Children of Naturalized U.S. Citizens (Derivative Citizenship)
In order to be eligible to apply for citizenship, an individual must be at least 18 years. What, then, happens to children under 18 years? Since their age (being under 18) disqualifies them to apply for citizenship, in many cases minor children who are lawful permanent residents automatically become citizens when either one of their parents are naturalized. The law establishing this derivative citizenship are protected in the Child Citizenship Act of 2000 (CCA). CCA laid out three requirements children under 18 years old must meet in order to obtain U.S. citizenship and applies to both biological children and adopted children.
In order for a minor child to derive citizenship, the child must:
- Hold lawful permanent resident status (“green card” holder);
- Have at least one parent who is a U.S. citizen, either by birth or naturalization; and
- Reside in the U.S. in the legal cutody of at least one U.S. citizen parent.
A minor child automatically derives his U.S. citizenship upon meeting the requirements listed above and is eligible to apply for a U.S. passport. However, based on the feedback that we receive from our clients, we advice them to obtain official documentation of U.S. citizenship to avoid complications down the road. Generally this is done by obtaining a certification of citizenship from the USCIS.

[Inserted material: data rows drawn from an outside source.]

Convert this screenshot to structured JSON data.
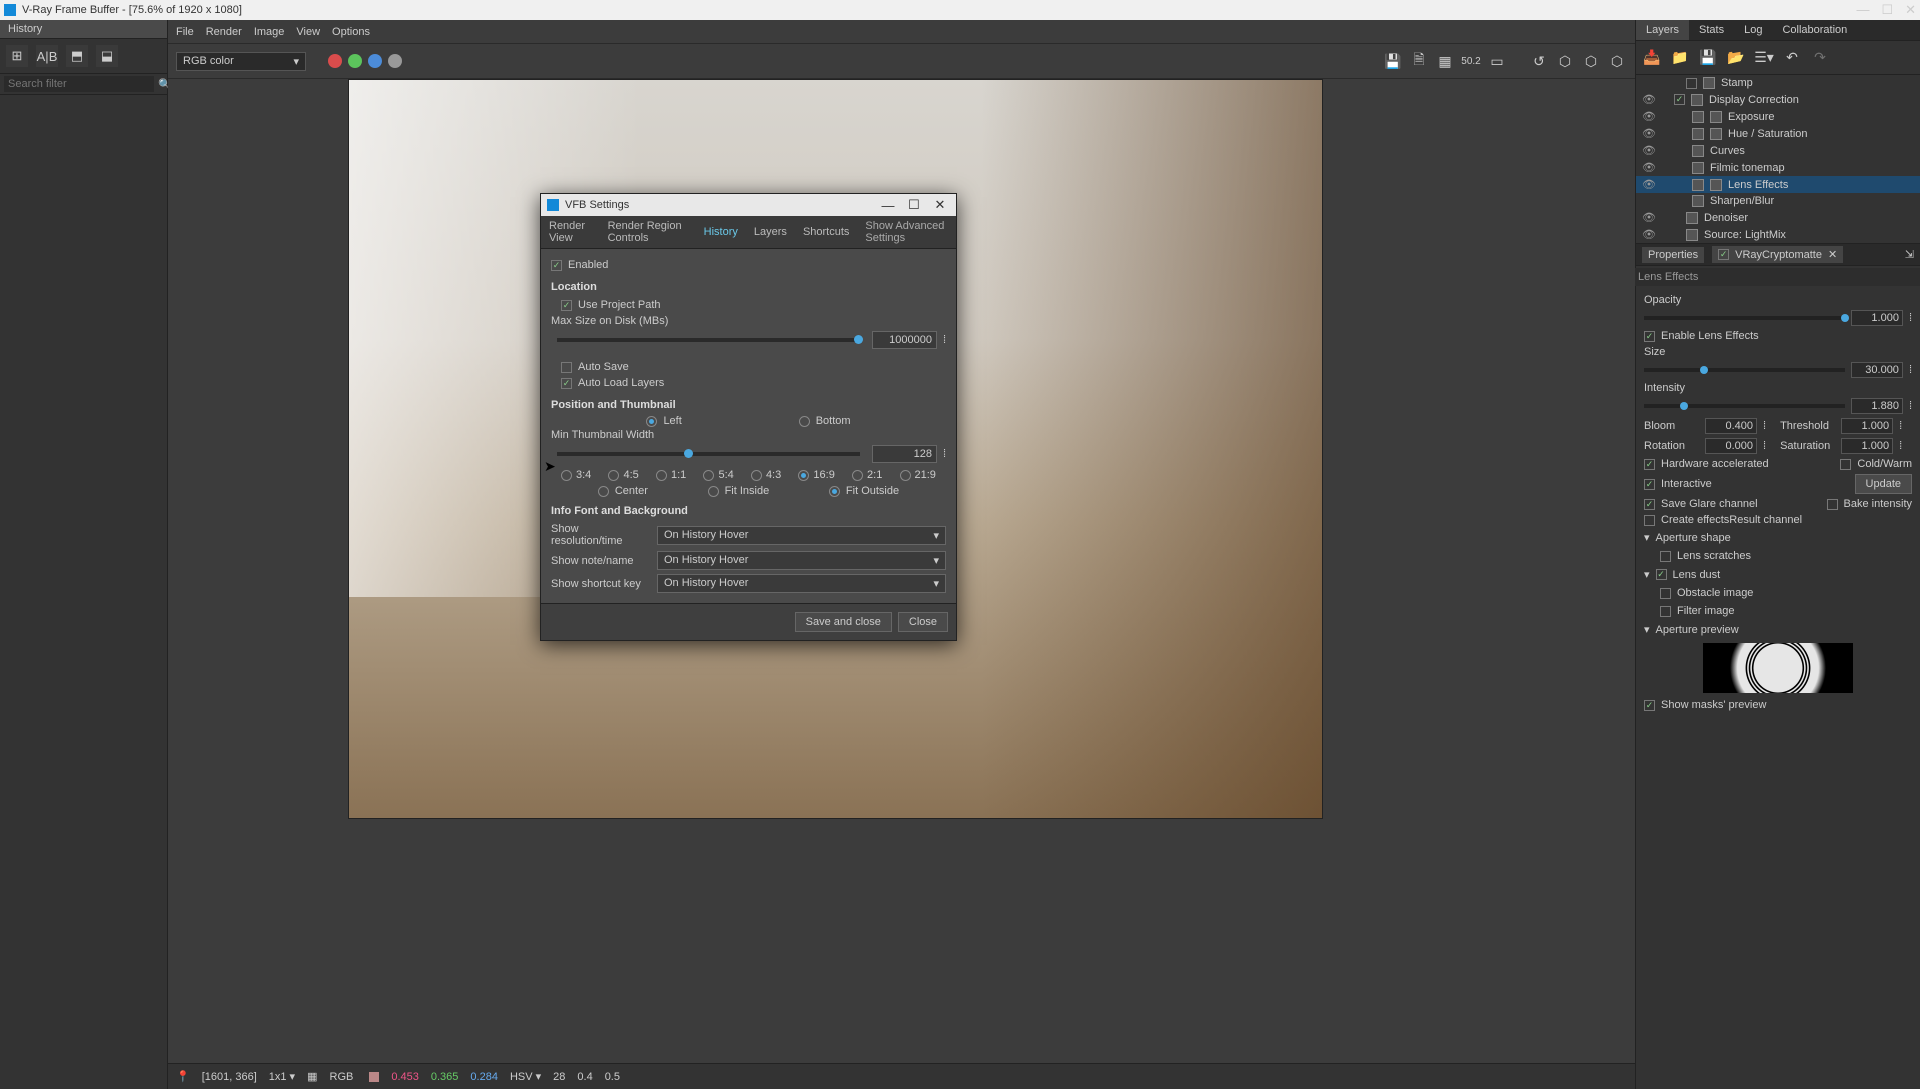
{
  "titlebar": {
    "title": "V-Ray Frame Buffer - [75.6% of 1920 x 1080]"
  },
  "menu": [
    "File",
    "Render",
    "Image",
    "View",
    "Options"
  ],
  "channelSelect": "RGB color",
  "leftPanel": {
    "tab": "History",
    "searchPlaceholder": "Search filter"
  },
  "toolbar_icons": {
    "save": "💾",
    "save2": "🗎",
    "region": "▦",
    "scale": "50.2",
    "mono": "▭",
    "link": "↺",
    "hex1": "⬡",
    "hex2": "⬡",
    "hex3": "⬡"
  },
  "status": {
    "coords": "[1601, 366]",
    "zoom": "1x1 ▾",
    "mode": "RGB",
    "r": "0.453",
    "g": "0.365",
    "b": "0.284",
    "hsv": "HSV ▾",
    "h": "28",
    "s": "0.4",
    "v": "0.5"
  },
  "rightTabs": [
    "Layers",
    "Stats",
    "Log",
    "Collaboration"
  ],
  "layers": [
    {
      "name": "Stamp",
      "indent": 18,
      "eye": false,
      "box": true
    },
    {
      "name": "Display Correction",
      "indent": 6,
      "eye": true,
      "box": true,
      "checked": true
    },
    {
      "name": "Exposure",
      "indent": 24,
      "eye": true,
      "twoIcon": true
    },
    {
      "name": "Hue / Saturation",
      "indent": 24,
      "eye": true,
      "twoIcon": true
    },
    {
      "name": "Curves",
      "indent": 24,
      "eye": true
    },
    {
      "name": "Filmic tonemap",
      "indent": 24,
      "eye": true
    },
    {
      "name": "Lens Effects",
      "indent": 24,
      "eye": true,
      "sel": true,
      "twoIcon": true
    },
    {
      "name": "Sharpen/Blur",
      "indent": 24,
      "eye": false
    },
    {
      "name": "Denoiser",
      "indent": 18,
      "eye": true
    },
    {
      "name": "Source: LightMix",
      "indent": 18,
      "eye": true
    }
  ],
  "props": {
    "headerTab": "Properties",
    "cryptoLabel": "VRayCryptomatte",
    "sectionLabel": "Lens Effects",
    "opacity": {
      "label": "Opacity",
      "value": "1.000"
    },
    "enableLens": "Enable Lens Effects",
    "size": {
      "label": "Size",
      "value": "30.000"
    },
    "intensity": {
      "label": "Intensity",
      "value": "1.880"
    },
    "bloom": {
      "label": "Bloom",
      "value": "0.400"
    },
    "threshold": {
      "label": "Threshold",
      "value": "1.000"
    },
    "rotation": {
      "label": "Rotation",
      "value": "0.000"
    },
    "saturation": {
      "label": "Saturation",
      "value": "1.000"
    },
    "hwAccel": "Hardware accelerated",
    "coldWarm": "Cold/Warm",
    "interactive": "Interactive",
    "updateBtn": "Update",
    "saveGlare": "Save Glare channel",
    "bakeIntensity": "Bake intensity",
    "createEffects": "Create effectsResult channel",
    "apertureShape": "Aperture shape",
    "lensScratches": "Lens scratches",
    "lensDust": "Lens dust",
    "obstacleImage": "Obstacle image",
    "filterImage": "Filter image",
    "aperturePreview": "Aperture preview",
    "showMasksPreview": "Show masks' preview"
  },
  "modal": {
    "title": "VFB Settings",
    "tabs": [
      "Render View",
      "Render Region Controls",
      "History",
      "Layers",
      "Shortcuts"
    ],
    "activeTab": "History",
    "advLabel": "Show Advanced Settings",
    "enabled": "Enabled",
    "locationTitle": "Location",
    "useProjectPath": "Use Project Path",
    "maxSizeLabel": "Max Size on Disk (MBs)",
    "maxSizeValue": "1000000",
    "autoSave": "Auto Save",
    "autoLoad": "Auto Load Layers",
    "posThumbTitle": "Position and Thumbnail",
    "posLeft": "Left",
    "posBottom": "Bottom",
    "minThumbLabel": "Min Thumbnail Width",
    "minThumbValue": "128",
    "ratios": [
      "3:4",
      "4:5",
      "1:1",
      "5:4",
      "4:3",
      "16:9",
      "2:1",
      "21:9"
    ],
    "fit": [
      "Center",
      "Fit Inside",
      "Fit Outside"
    ],
    "infoTitle": "Info Font and Background",
    "showRes": "Show resolution/time",
    "showNote": "Show note/name",
    "showShortcut": "Show shortcut key",
    "dropdownVal": "On History Hover",
    "saveClose": "Save and close",
    "close": "Close"
  }
}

Derivate citizenship at times can be very complicated and it is best to let a qualifiied immigration attorney handle it. For further clarifications and/or to get answers on obtaining citizenship for a child or other situations, feel free to contact us.